 [tem´per-ah-ment]
an inherent, constitutional predisposition to react to stimuli in a certain way; the term is often used synonymously with personality. Compare character.

tem·per·a·ment

(tem'pĕr-ă-mĕnt),
1. The psychological and biologic organization peculiar to the individual, specifically, an individual's pervasive and characteristic manner of perceiving, thinking, and acting. It represents one component of personality, the other is character.
2. Synonym(s): temper (1)
[L. temperamentum, proper measure, moderation, disposition]

temperament

(tĕm′prə-mənt, tĕm′pər-ə-)
n.
1. The manner of thinking, behaving, or reacting characteristic of a specific person.
2. Disposition; temper.

temperament

Psychology An inborn pattern of behavior that tends to remain constant throughout life; a constitutional predisposition to react in a particular way to stimuli. See Artistic temperament, Temper.
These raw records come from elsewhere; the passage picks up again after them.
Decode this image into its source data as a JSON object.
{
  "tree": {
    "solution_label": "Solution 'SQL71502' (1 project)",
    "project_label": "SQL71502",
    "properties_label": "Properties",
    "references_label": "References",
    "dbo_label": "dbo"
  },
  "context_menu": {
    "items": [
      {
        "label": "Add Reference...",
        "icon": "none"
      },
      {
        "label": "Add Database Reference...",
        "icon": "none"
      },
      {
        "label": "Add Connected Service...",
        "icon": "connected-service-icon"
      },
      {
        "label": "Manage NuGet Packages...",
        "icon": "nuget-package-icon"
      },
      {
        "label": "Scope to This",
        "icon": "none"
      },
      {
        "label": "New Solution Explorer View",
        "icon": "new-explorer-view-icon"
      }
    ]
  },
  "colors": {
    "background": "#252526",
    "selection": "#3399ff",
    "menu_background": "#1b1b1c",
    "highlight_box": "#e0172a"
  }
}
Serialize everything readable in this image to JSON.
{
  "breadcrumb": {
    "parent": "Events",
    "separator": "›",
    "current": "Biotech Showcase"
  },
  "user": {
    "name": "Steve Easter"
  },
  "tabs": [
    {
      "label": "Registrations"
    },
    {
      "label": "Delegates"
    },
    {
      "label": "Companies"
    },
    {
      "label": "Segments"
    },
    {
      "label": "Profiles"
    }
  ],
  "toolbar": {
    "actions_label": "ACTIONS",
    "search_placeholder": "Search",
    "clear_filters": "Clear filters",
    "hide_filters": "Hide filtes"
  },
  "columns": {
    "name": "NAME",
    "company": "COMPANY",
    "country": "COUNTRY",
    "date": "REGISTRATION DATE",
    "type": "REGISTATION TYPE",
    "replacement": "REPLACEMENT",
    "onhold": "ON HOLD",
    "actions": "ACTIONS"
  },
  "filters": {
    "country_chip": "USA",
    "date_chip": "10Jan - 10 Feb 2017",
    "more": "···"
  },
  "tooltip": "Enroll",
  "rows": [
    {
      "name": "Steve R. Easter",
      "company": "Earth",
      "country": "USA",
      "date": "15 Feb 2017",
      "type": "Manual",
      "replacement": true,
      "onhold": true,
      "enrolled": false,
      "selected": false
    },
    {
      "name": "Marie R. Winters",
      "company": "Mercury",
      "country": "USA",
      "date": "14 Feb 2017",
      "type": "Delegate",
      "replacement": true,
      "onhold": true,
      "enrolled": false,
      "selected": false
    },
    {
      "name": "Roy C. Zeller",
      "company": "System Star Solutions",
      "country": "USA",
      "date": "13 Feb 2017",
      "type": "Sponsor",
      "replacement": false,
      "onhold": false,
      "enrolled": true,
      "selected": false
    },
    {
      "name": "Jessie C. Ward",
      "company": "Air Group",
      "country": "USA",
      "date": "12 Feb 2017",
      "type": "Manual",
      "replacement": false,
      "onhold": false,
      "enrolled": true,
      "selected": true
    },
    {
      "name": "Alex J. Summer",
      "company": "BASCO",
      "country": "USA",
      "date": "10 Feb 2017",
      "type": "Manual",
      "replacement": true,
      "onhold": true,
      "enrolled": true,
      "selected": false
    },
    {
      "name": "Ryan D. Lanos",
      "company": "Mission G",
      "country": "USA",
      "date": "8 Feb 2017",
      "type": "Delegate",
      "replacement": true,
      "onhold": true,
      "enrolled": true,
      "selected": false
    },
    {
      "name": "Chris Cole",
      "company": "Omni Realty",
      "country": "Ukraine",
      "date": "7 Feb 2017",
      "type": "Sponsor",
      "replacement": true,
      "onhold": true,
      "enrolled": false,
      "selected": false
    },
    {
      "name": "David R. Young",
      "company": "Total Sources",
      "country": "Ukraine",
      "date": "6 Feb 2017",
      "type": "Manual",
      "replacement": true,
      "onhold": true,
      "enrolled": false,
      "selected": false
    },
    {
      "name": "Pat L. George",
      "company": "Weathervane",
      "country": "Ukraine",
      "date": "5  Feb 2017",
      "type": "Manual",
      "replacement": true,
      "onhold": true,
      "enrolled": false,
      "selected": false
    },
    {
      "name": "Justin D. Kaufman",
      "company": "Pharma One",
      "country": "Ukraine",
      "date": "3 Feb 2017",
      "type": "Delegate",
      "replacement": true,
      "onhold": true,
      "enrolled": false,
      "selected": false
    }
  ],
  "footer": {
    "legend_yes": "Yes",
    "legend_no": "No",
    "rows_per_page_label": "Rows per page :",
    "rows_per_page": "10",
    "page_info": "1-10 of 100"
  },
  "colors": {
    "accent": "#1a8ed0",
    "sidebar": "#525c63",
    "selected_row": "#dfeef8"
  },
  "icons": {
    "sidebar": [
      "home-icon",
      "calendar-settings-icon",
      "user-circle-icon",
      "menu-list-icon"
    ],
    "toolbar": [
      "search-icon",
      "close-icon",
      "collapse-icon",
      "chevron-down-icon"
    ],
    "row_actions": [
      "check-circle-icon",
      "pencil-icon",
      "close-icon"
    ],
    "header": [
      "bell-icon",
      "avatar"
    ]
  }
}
Cf Personality.

tem·per·a·ment

(tem'pĕr-mĕnt)
1. The psychological and biologic organization peculiar to the person, including one's character or personality predispositions, which influence the manner of thought and action and general views of life.
2. Synonym(s): temper (1) .
[L. temperamentum, proper measure, moderation, disposition]

Temperament

A person's natural or genetically determined disposition.
Mentioned in: Personality Disorders
References in periodicals archive ?
The more temperamental animals continued to act high-strung and flighty after the endotoxin challenge.
Firstly, anger/frustration or temperamental anger is a characteristic trait of children who are easily annoyed when they do not get what they want (Rothbart et al., 1994).
Gill Bazeley with (standing, from left) Craig Skinner, Janelle Grant and Nicolette Bazeley, and (front) Ross Fleming, Lily Whiting and Christina Warmington, and (inset) the temperamental old boiler.
The temperamental Frenchman swopped the grind of a relegation dogfight with Portsmouth for the glamour of Champions League football by signing on a free transfer.
Harlan's personal eye-witness story begins in the summer of 1942 at MacDill Field, Tampa, Florida where the pilots first learned to master their temperamental B-26 bombers.
But her biggest claim to fame was in the role of the temperamental nightclub owner Clare Bridgeman on daytime TV's "Love of Life" from 1967-70.
Here, however, the taut, muscular streak of the Central Building (no slip at 40 000sqm) is dwarfed by the grey hangars of industrial production, like burly minders clustering round a potentially temperamental film star.
The duo - Tracey and long-term boyfriend Ben Watt - last released a studio album, Temperamental, six years ago.
MY PROFESSIONAL MOONLIT CAREER as a recording guy was really over before it started, before I'd ever threaded a reel of Ampex 456 onto an old, temperamental Tascam 388.
Designed to tame the temperamental shrink wrap process, the SW-2000 belt-infeed and SW-3000 flight-lug machines feature intuitive setup based on package dimensions, along with on-the-fly tracking adjustments and side-seal/cross-seal systems that never need cleaning.
That grief was at times seen as temperamental rather than circumstantial in origin is the focus of Lange's "Humourous Grief: Donne and Burton Read Melancholy." She reviews the work of period commentators on melancholy, finding that by the Jacobean era such symptoms were regarded by Burton and others as more mental than physical.
The notion of temperamental, bad-tempered culinary geniuses storming around the kitchen with a meat clever is clearly nonsense.